If you are receiving means tested benefits and currently are making a claim for compensation under the CICA criminal injury scheme you may need a Personal Injury Trust if your award is likely to exceed £6000. This will be particularly relevant for those involved in sexual abuse claims as the awards tend to be higher than this threshold.
The reason why you should consider a trust put simply is that the Department of Work & Pensions (DWP) have the option to review or possibly withhold your means tested benefits if they believe that you have significant capital assets or income in your personal bank account.
If you think that you might escape their attention and spend the money quickly, transfer it to another account or simply give it away – think again. Your means tested hard won benefits could be at risk if you act in such a way and do not take steps to protect your money and your rights. The amount of £6000 also includes any interim (advance) payments.
How do you set up a Personal Injury Trust

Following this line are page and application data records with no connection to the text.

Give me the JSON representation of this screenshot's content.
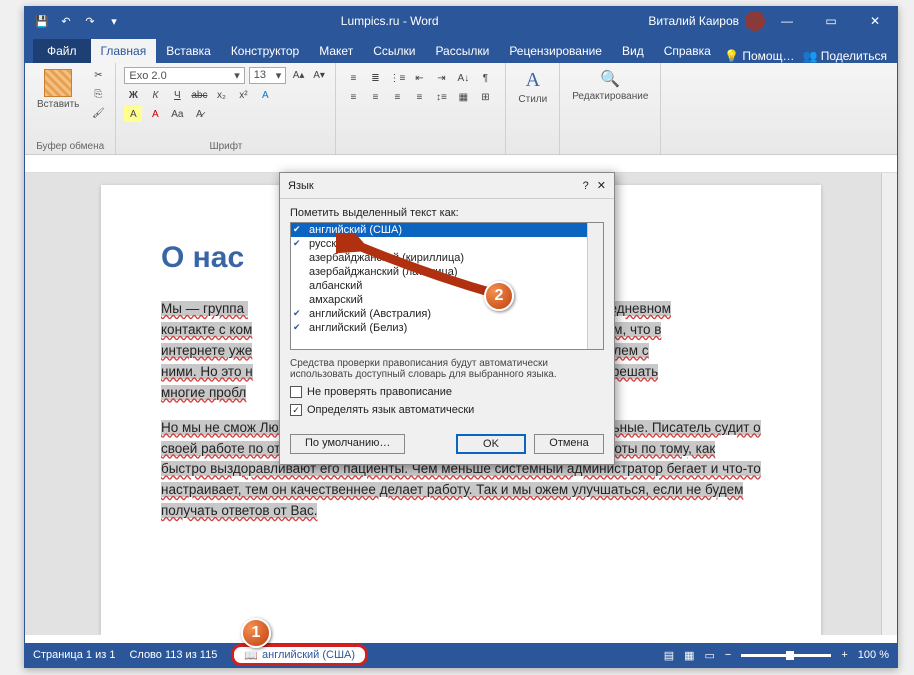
{
  "titlebar": {
    "title": "Lumpics.ru - Word",
    "user": "Виталий Каиров"
  },
  "tabs": {
    "file": "Файл",
    "items": [
      "Главная",
      "Вставка",
      "Конструктор",
      "Макет",
      "Ссылки",
      "Рассылки",
      "Рецензирование",
      "Вид",
      "Справка"
    ],
    "active_index": 0,
    "help": "Помощ…",
    "share": "Поделиться"
  },
  "ribbon": {
    "paste": "Вставить",
    "clipboard_label": "Буфер обмена",
    "font_name": "Exo 2.0",
    "font_size": "13",
    "font_label": "Шрифт",
    "styles": "Стили",
    "editing": "Редактирование"
  },
  "document": {
    "heading": "О нас",
    "p1_left": "Мы — группа ",
    "p1_right": "ам в ежедневном ",
    "p2": "контакте с ком",
    "p2b": "Мы знаем, что в ",
    "p3": "интернете уже",
    "p3b": "да проблем с ",
    "p4": "ними. Но это н",
    "p4b": "Вам, как решать ",
    "p5": "многие пробл",
    "para2": "Но мы не смож                                                                                                   Любому человеку важно знать, что его действия правильные. Писатель судит о своей работе по отзывам читателей. Доктор судит о качестве своей работы по тому, как быстро выздоравливают его пациенты. Чем меньше системный администратор бегает и что-то настраивает, тем он качественнее делает работу. Так и мы           ожем улучшаться, если не будем получать ответов от Вас."
  },
  "dialog": {
    "title": "Язык",
    "label": "Пометить выделенный текст как:",
    "items": [
      "английский (США)",
      "русский",
      "азербайджанский (кириллица)",
      "азербайджанский (латиница)",
      "албанский",
      "амхарский",
      "английский (Австралия)",
      "английский (Белиз)"
    ],
    "selected_index": 0,
    "info": "Средства проверки правописания будут автоматически использовать доступный словарь для выбранного языка.",
    "chk1": "Не проверять правописание",
    "chk2": "Определять язык автоматически",
    "default_btn": "По умолчанию…",
    "ok": "OK",
    "cancel": "Отмена"
  },
  "statusbar": {
    "page": "Страница 1 из 1",
    "words": "Слово 113 из 115",
    "lang": "английский (США)",
    "zoom": "100 %"
  },
  "callouts": {
    "one": "1",
    "two": "2"
  }
}
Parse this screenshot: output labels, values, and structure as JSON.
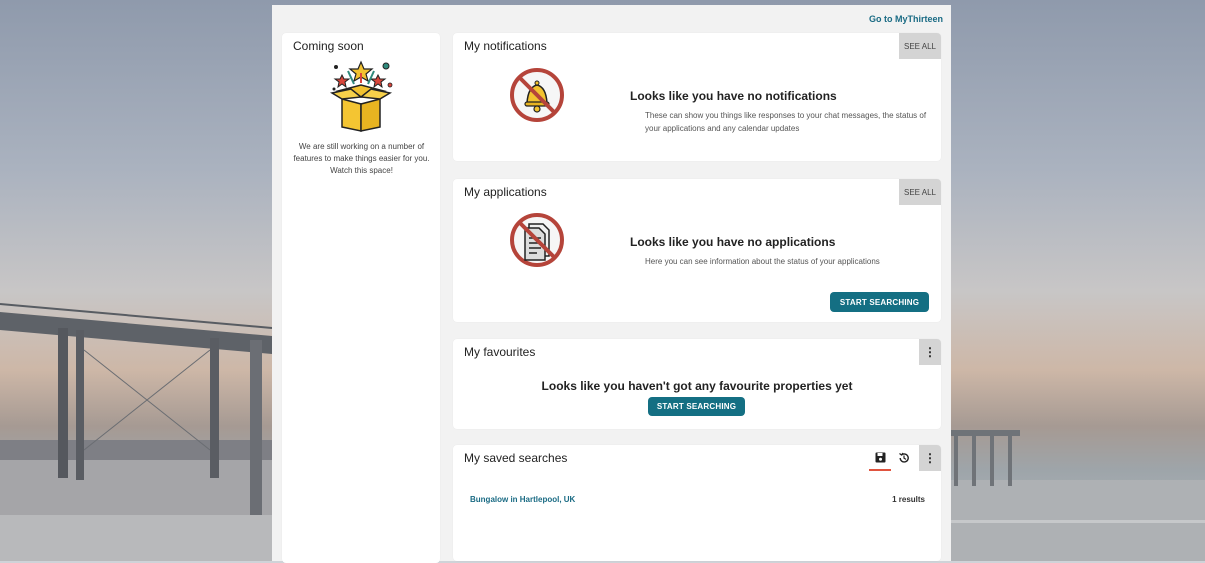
{
  "header": {
    "goto_link": "Go to MyThirteen"
  },
  "coming_soon": {
    "title": "Coming soon",
    "text": "We are still working on a number of features to make things easier for you. Watch this space!"
  },
  "notifications": {
    "title": "My notifications",
    "see_all": "SEE ALL",
    "empty_heading": "Looks like you have no notifications",
    "empty_text": "These can show you things like responses to your chat messages, the status of your applications and any calendar updates",
    "icon": "no-bell-icon"
  },
  "applications": {
    "title": "My applications",
    "see_all": "SEE ALL",
    "empty_heading": "Looks like you have no applications",
    "empty_text": "Here you can see information about the status of your applications",
    "button": "START SEARCHING",
    "icon": "no-document-icon"
  },
  "favourites": {
    "title": "My favourites",
    "empty_heading": "Looks like you haven't got any favourite properties yet",
    "button": "START SEARCHING"
  },
  "saved_searches": {
    "title": "My saved searches",
    "items": [
      {
        "name": "Bungalow in Hartlepool, UK",
        "count": "1 results"
      }
    ]
  },
  "colors": {
    "accent": "#146f83",
    "link": "#1a6b84",
    "forbidden": "#b5443a",
    "tab_underline": "#e0543f"
  }
}
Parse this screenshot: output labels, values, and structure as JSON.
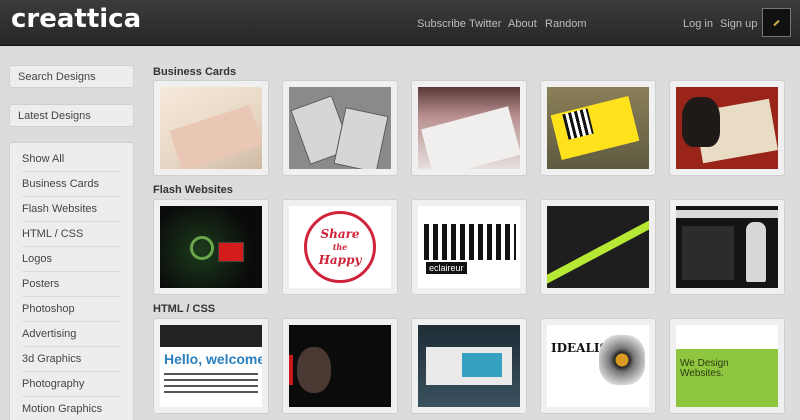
{
  "header": {
    "logo": "creattica",
    "nav": [
      "Subscribe",
      "Twitter",
      "About",
      "Random"
    ],
    "login": "Log in",
    "signup": "Sign up"
  },
  "sidebar": {
    "search": "Search Designs",
    "latest": "Latest Designs",
    "categories": [
      "Show All",
      "Business Cards",
      "Flash Websites",
      "HTML / CSS",
      "Logos",
      "Posters",
      "Photoshop",
      "Advertising",
      "3d Graphics",
      "Photography",
      "Motion Graphics"
    ]
  },
  "sections": [
    {
      "title": "Business Cards"
    },
    {
      "title": "Flash Websites"
    },
    {
      "title": "HTML / CSS"
    }
  ],
  "thumb_text": {
    "share_1": "Share",
    "share_2": "the",
    "share_3": "Happy",
    "eclaireur": "eclaireur",
    "hello": "Hello, welcome",
    "idealism": "IDEALISM",
    "we_design": "We Design Websites."
  },
  "colors": {
    "header_bg": "#262626",
    "page_bg": "#dcdcdc",
    "accent_red": "#d0243a",
    "accent_green": "#8ec63f"
  }
}
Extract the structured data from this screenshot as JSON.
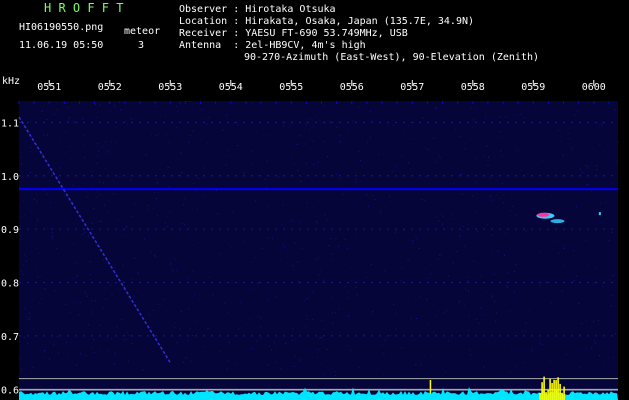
{
  "header": {
    "app_title": "H R O F F T",
    "file_name": "HI06190550.png",
    "timestamp": "11.06.19 05:50",
    "event_label": "meteor",
    "event_count": "3"
  },
  "station": [
    {
      "key": "Observer",
      "value": "Hirotaka Otsuka"
    },
    {
      "key": "Location",
      "value": "Hirakata, Osaka, Japan (135.7E, 34.9N)"
    },
    {
      "key": "Receiver",
      "value": "YAESU FT-690 53.749MHz, USB"
    },
    {
      "key": "Antenna ",
      "value": "2el-HB9CV, 4m's high"
    },
    {
      "key": "",
      "value": "90-270-Azimuth (East-West), 90-Elevation (Zenith)"
    }
  ],
  "colors": {
    "background": "#000000",
    "plot_background": "#05053a",
    "noise_line": "#0000ff",
    "spectrum": "#00e5ff",
    "title": "#7CFF5A",
    "echo_hot": "#ff3399",
    "echo_cool": "#33ccff",
    "burst": "#ffff00"
  },
  "chart_data": {
    "type": "heatmap",
    "title": "",
    "xlabel": "",
    "ylabel": "kHz",
    "x_ticks": [
      "0551",
      "0552",
      "0553",
      "0554",
      "0555",
      "0556",
      "0557",
      "0558",
      "0559",
      "0600"
    ],
    "x_range_min": [
      50.5,
      60.4
    ],
    "y_ticks": [
      1.1,
      1.0,
      0.9,
      0.8,
      0.7,
      0.6
    ],
    "ylim": [
      0.58,
      1.14
    ],
    "carrier_khz": 0.975,
    "sweep_line": {
      "start": {
        "t_min": 50.5,
        "khz": 1.11
      },
      "end": {
        "t_min": 53.0,
        "khz": 0.65
      }
    },
    "meteor_echoes": [
      {
        "t_min": 59.2,
        "khz": 0.925,
        "strength": "strong"
      },
      {
        "t_min": 59.4,
        "khz": 0.915,
        "strength": "medium"
      },
      {
        "t_min": 60.1,
        "khz": 0.93,
        "strength": "weak"
      }
    ],
    "burst_interval_min": [
      59.1,
      59.5
    ],
    "marker_t_min": 57.3,
    "reference_lines_khz": [
      0.62,
      0.6
    ]
  }
}
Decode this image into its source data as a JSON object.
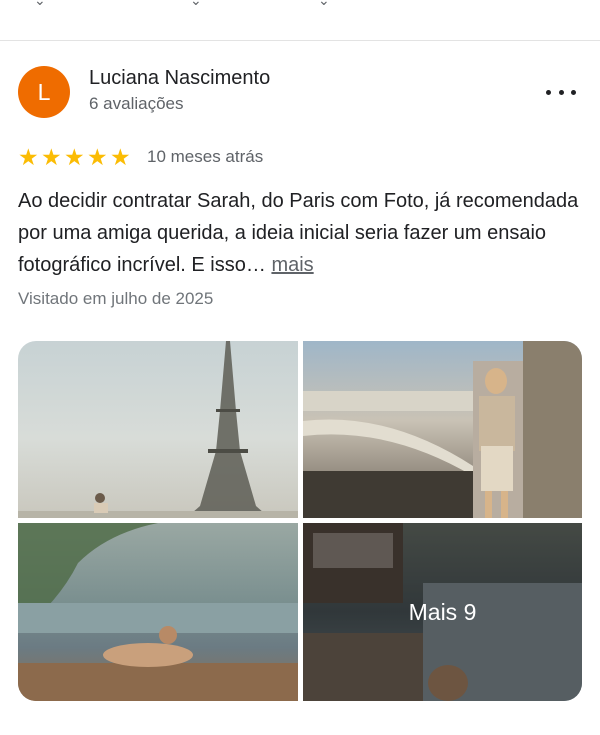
{
  "review": {
    "avatar_letter": "L",
    "author": "Luciana Nascimento",
    "reviews_count": "6 avaliações",
    "rating": 5,
    "rating_max": 5,
    "time_ago": "10 meses atrás",
    "text": "Ao decidir contratar Sarah, do Paris com Foto, já recomendada por uma amiga querida, a ideia inicial seria fazer um ensaio fotográfico incrível. E isso…",
    "more_label": "mais",
    "visited": "Visitado em julho de 2025"
  },
  "photos": {
    "more_label": "Mais 9"
  },
  "colors": {
    "avatar": "#ef6c00",
    "star": "#fbbc04",
    "text_primary": "#202124",
    "text_secondary": "#5f6368"
  },
  "icons": {
    "more": "more-vert-icon",
    "star": "star-icon"
  }
}
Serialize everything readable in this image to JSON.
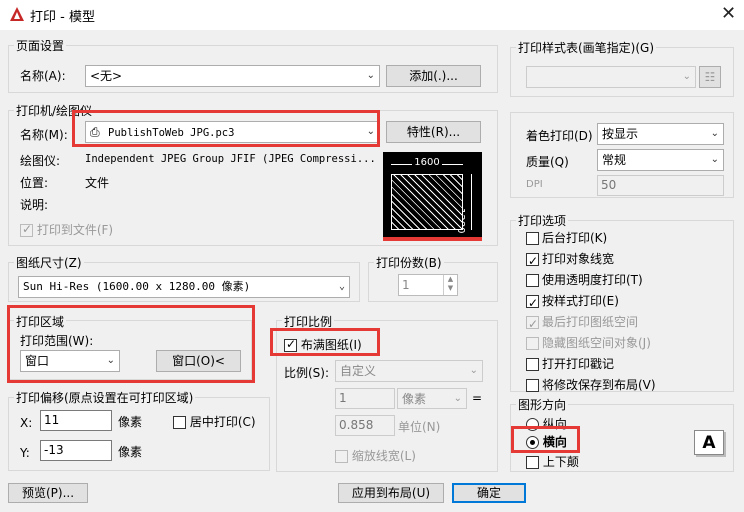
{
  "window": {
    "title": "打印 - 模型",
    "close_glyph": "✕"
  },
  "page_setup": {
    "title": "页面设置",
    "name_label": "名称(A):",
    "name_value": "<无>",
    "add_button": "添加(.)..."
  },
  "printer": {
    "title": "打印机/绘图仪",
    "name_label": "名称(M):",
    "name_value": "PublishToWeb JPG.pc3",
    "properties_button": "特性(R)...",
    "plotter_label": "绘图仪:",
    "plotter_value": "Independent JPEG Group JFIF (JPEG Compressi...",
    "where_label": "位置:",
    "where_value": "文件",
    "description_label": "说明:",
    "print_to_file_label": "打印到文件(F)",
    "preview_width": "1600",
    "preview_height": "1280"
  },
  "paper_size": {
    "title": "图纸尺寸(Z)",
    "value": "Sun Hi-Res (1600.00 x 1280.00 像素)"
  },
  "copies": {
    "title": "打印份数(B)",
    "value": "1"
  },
  "plot_area": {
    "title": "打印区域",
    "what_label": "打印范围(W):",
    "what_value": "窗口",
    "window_button": "窗口(O)<"
  },
  "plot_scale": {
    "title": "打印比例",
    "fit_label": "布满图纸(I)",
    "scale_label": "比例(S):",
    "scale_value": "自定义",
    "value1": "1",
    "unit1": "像素",
    "equals": "=",
    "value2": "0.858",
    "unit2": "单位(N)",
    "lineweights_label": "缩放线宽(L)"
  },
  "plot_offset": {
    "title": "打印偏移(原点设置在可打印区域)",
    "x_label": "X:",
    "x_value": "11",
    "x_unit": "像素",
    "center_label": "居中打印(C)",
    "y_label": "Y:",
    "y_value": "-13",
    "y_unit": "像素"
  },
  "plot_style_table": {
    "title": "打印样式表(画笔指定)(G)",
    "value": ""
  },
  "shaded": {
    "shade_label": "着色打印(D)",
    "shade_value": "按显示",
    "quality_label": "质量(Q)",
    "quality_value": "常规",
    "dpi_label": "DPI",
    "dpi_value": "50"
  },
  "plot_options": {
    "title": "打印选项",
    "items": [
      {
        "label": "后台打印(K)",
        "checked": false,
        "disabled": false
      },
      {
        "label": "打印对象线宽",
        "checked": true,
        "disabled": false
      },
      {
        "label": "使用透明度打印(T)",
        "checked": false,
        "disabled": false
      },
      {
        "label": "按样式打印(E)",
        "checked": true,
        "disabled": false
      },
      {
        "label": "最后打印图纸空间",
        "checked": true,
        "disabled": true
      },
      {
        "label": "隐藏图纸空间对象(J)",
        "checked": false,
        "disabled": true
      },
      {
        "label": "打开打印戳记",
        "checked": false,
        "disabled": false
      },
      {
        "label": "将修改保存到布局(V)",
        "checked": false,
        "disabled": false
      }
    ]
  },
  "orientation": {
    "title": "图形方向",
    "portrait_label": "纵向",
    "landscape_label": "横向",
    "upside_down_label": "上下颠",
    "selected": "横向",
    "icon_letter": "A"
  },
  "footer": {
    "preview_button": "预览(P)...",
    "apply_button": "应用到布局(U)",
    "ok_button": "确定"
  }
}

To set up a Personal Injury Trust you will need a "deed" or legal document setting out the details of the settlement – some personal injury solicitors will be able to provide this service and they should advise you of the process upon settlement of your claim. Your deed will allow a local bank to set up the required account for you into which the compensation payment should be made. The list of banks who are willing to provide trust accounts has reduced significantly in recent years with Barclays and Metro being the only high street names who will now assist.
If you have not had a discussion with your representative regarding the need for a Personal injury Trust we would recommend that you seek advice before agreeing to settle the claim and receive the funds. Your solicitor or legal representative should be able to explain the technical points to you in order to ensure your benefits are fully protected or refer you to someone who can.
There is a period of time post settlement for you to set up the trust – this is known as the 52 week disregard which runs from the date of receipt of an award payment (bear in mind this includes an interim award as well as any final award). However this period of grace is often mistakenly deemed to be a spell during which you can spend the money freely and without fear of drawing the attention of the DWP. They may question how you have spent the money and regard this as unreasonable which may impact your benefits.
If you are in any doubt you must speak to your representative or speak to the DWP themselves before any payment is made to you. Your benefits are your responsibility and you must make enquiries to ensure your position is fully protected.